* _Exercise directions_: Retype exactly the lines from the one holding "Extract the structured" through the final line of the data, both included.

** Provided records follows **

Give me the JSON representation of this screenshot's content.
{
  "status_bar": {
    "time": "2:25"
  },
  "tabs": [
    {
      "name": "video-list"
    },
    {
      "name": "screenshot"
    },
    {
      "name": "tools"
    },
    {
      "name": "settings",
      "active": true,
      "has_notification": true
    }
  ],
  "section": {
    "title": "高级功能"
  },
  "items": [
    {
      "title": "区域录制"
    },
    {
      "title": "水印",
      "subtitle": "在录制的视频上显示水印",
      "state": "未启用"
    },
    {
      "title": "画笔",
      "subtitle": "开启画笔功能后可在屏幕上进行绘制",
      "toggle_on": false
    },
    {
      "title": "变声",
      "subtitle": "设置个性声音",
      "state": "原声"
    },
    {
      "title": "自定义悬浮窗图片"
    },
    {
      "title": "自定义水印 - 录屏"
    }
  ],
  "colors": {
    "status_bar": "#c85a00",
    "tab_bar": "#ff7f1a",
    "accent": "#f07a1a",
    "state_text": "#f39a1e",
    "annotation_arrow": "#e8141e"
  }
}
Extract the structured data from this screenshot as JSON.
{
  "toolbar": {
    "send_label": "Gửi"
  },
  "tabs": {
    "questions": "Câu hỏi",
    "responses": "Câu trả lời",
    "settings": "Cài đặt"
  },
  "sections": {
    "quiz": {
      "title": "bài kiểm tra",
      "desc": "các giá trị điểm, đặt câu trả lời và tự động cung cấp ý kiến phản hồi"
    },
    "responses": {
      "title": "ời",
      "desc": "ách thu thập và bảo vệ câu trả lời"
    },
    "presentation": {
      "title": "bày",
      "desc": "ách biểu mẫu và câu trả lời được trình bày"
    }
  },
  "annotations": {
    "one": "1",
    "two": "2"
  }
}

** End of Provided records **

* _Solution for this task_:
Extract the structured data from this screenshot as JSON.
{
  "toolbar": {
    "send_label": "Gửi"
  },
  "tabs": {
    "questions": "Câu hỏi",
    "responses": "Câu trả lời",
    "settings": "Cài đặt"
  },
  "sections": {
    "quiz": {
      "title": "bài kiểm tra",
      "desc": "các giá trị điểm, đặt câu trả lời và tự động cung cấp ý kiến phản hồi"
    },
    "responses": {
      "title": "ời",
      "desc": "ách thu thập và bảo vệ câu trả lời"
    },
    "presentation": {
      "title": "bày",
      "desc": "ách biểu mẫu và câu trả lời được trình bày"
    }
  },
  "annotations": {
    "one": "1",
    "two": "2"
  }
}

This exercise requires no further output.